"So We Too"; This is a serigraph print that makes
a statement about the universality of the
displacement of indigenous people in their own
Unmasked", makes an
unbiased visual statement
about an American icon.
The artist felt insulted by
how a Pamunkey Indian
woman of purely indigenous
ancestry had been
European portraitists. Their
use of an Anglicized Indian
woman for commercial
propaganda purposes made
a mockery of ideal
indigenous aesthetics and
Look closely at the full lips
and tattooed face. They are
true indicators of
The four totem poles at the near left
vary in size and meaning. They have
been "fire-engraved" with pictographs
that relate key events from the history
and mythology of Virginia's Indians
(and their Eastern Woodlands
"cousins"). They are part of a six
totem pole installation that range in
height from four to nine feet tall.
(Left to right)
1. "Totem to Powhatan", 7ft

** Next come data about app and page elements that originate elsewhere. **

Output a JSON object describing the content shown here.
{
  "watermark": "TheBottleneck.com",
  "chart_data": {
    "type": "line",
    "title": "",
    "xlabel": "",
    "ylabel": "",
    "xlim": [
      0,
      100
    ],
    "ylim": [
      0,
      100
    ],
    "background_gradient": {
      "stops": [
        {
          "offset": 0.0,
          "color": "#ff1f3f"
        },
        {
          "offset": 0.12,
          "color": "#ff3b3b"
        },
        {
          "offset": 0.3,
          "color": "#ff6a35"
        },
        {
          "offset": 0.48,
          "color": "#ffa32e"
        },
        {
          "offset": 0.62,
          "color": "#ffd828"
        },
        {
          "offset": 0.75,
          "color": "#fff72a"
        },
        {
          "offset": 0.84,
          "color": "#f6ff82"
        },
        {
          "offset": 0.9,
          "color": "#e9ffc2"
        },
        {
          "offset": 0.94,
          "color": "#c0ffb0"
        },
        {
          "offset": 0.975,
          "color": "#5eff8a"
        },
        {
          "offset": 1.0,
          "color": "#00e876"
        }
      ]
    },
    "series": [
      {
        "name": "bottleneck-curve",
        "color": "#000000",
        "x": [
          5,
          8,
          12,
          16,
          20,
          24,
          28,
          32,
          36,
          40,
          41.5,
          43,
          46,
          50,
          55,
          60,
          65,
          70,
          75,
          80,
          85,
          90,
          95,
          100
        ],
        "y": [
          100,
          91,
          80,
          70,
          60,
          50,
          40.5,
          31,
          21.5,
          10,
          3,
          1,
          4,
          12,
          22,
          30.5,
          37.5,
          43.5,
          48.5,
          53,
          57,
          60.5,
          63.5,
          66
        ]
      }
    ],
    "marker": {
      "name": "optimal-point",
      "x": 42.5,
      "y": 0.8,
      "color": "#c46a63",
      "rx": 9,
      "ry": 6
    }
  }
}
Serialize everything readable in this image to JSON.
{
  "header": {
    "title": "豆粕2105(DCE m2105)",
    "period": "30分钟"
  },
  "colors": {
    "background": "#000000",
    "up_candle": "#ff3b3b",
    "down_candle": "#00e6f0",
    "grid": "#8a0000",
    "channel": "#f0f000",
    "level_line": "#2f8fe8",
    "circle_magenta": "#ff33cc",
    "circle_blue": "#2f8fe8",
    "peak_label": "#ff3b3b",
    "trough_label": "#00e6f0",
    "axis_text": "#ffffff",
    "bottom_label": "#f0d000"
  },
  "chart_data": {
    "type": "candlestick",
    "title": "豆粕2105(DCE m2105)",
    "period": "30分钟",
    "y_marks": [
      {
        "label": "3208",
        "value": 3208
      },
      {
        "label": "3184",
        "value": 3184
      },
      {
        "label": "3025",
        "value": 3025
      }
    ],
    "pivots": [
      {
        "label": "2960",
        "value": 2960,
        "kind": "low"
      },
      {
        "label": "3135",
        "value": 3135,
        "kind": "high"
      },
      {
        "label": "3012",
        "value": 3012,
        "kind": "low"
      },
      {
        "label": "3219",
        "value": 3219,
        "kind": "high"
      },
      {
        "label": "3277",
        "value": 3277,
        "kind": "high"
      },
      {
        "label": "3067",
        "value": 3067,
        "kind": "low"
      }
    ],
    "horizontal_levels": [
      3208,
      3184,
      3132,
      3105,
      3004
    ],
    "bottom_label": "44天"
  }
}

2. "Pocahontas/John Smith Story", 6ft
3. "Attan Akamik", 5ft
4. "Origin of Men and Women", 4ft
The tallest totem, at nine feet, is
"The Old Dominion" (not shown).
It features the State Seal of Virginia
embossed on a copper shield.
of Indigenous Arts and Culture
|This is an online exhibition of contemporary visual and literary work created by descendants of the historic
Powhatan Confederacy Tribal Nations indigenous to Virginia, Maryland and Washington, DC.
Featured artists have given the Powhatan Museum permission to have their work posted on this website.
ROSE POWHATAN (Pamunkey/Tauxenent), Painter/Printmaker//Installation Artist
"A Warrior's Memories of Days Past"; Mixed-media installation using organic materials. The totem pole represents Chief Powhatan.
Detail of: Four Totems (Fire-engraved wood)
Installation of six Powhatan totems at the
Vienna Metro Station, Vienna, VA.
"Pocahontas Unmasked " (Hand colored print)
"Storyteller" (Acrylic Painting)
"Pride of Virginia:
Chickahominy Cousins Carmen
and Troy Adkins"
(This acrylic painting honors a
Virginia Indian family of wisdom
"Keziah Powhatan, Fire Woman Warrior"; This organic
installation features a totem pole as its main
design feature. The totem pole represents an ancestor
of the artist, Keziah Powhatan. She was a Tauxenent Indian
who headed her band of fellow tribespeople in Fairfax County,
Virginia during colonial times.
Copyrighted 2007 by Auld/Powhatan
GEORGIA MILLS JESSUP (Pamunkey), Painter/Ceramist/Muralist
Above: "Rainy Night Downtown", In the permanent collection of
the National Museum of Women in the Arts, Washington, DC
|ABOVE: This was a 1988 promotional segment of a competition for placing artworks in selected Washington,
DC's Metropolitan Area's Metro Stations.